• What is needed:
Set down each record exactly. Omit the pictures.

• Material for this task:

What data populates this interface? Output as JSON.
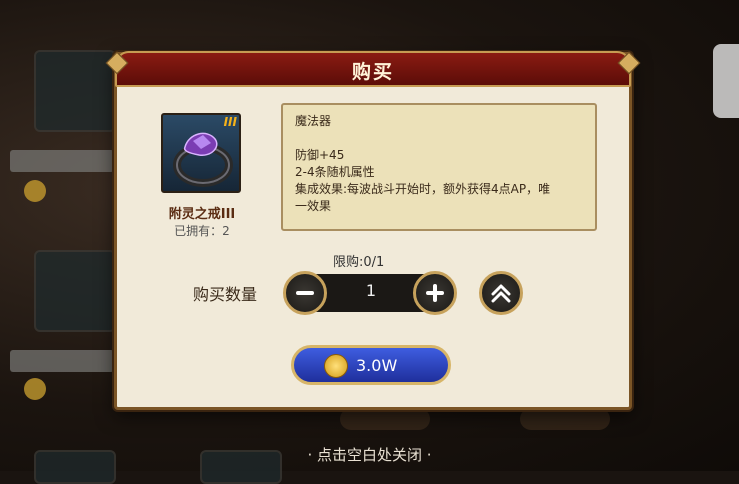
{
  "dialog": {
    "title": "购买",
    "item": {
      "name": "附灵之戒III",
      "badge": "III",
      "owned": "已拥有：2",
      "icon": "amethyst-ring-icon"
    },
    "description": [
      "魔法器",
      "",
      "防御+45",
      "2-4条随机属性",
      "集成效果:每波战斗开始时，额外获得4点AP，唯",
      "一效果"
    ],
    "limit": "限购:0/1",
    "quantity_label": "购买数量",
    "quantity": "1",
    "price": "3.0W"
  },
  "close_hint": "· 点击空白处关闭 ·",
  "colors": {
    "header": "#7a1710",
    "panel": "#f1ead9",
    "buy_button": "#2f45c4",
    "gold": "#d7b568"
  }
}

• Answer box:
What data populates this interface? Output as JSON.
{
  "dialog": {
    "title": "购买",
    "item": {
      "name": "附灵之戒III",
      "badge": "III",
      "owned": "已拥有：2",
      "icon": "amethyst-ring-icon"
    },
    "description": [
      "魔法器",
      "",
      "防御+45",
      "2-4条随机属性",
      "集成效果:每波战斗开始时，额外获得4点AP，唯",
      "一效果"
    ],
    "limit": "限购:0/1",
    "quantity_label": "购买数量",
    "quantity": "1",
    "price": "3.0W"
  },
  "close_hint": "· 点击空白处关闭 ·",
  "colors": {
    "header": "#7a1710",
    "panel": "#f1ead9",
    "buy_button": "#2f45c4",
    "gold": "#d7b568"
  }
}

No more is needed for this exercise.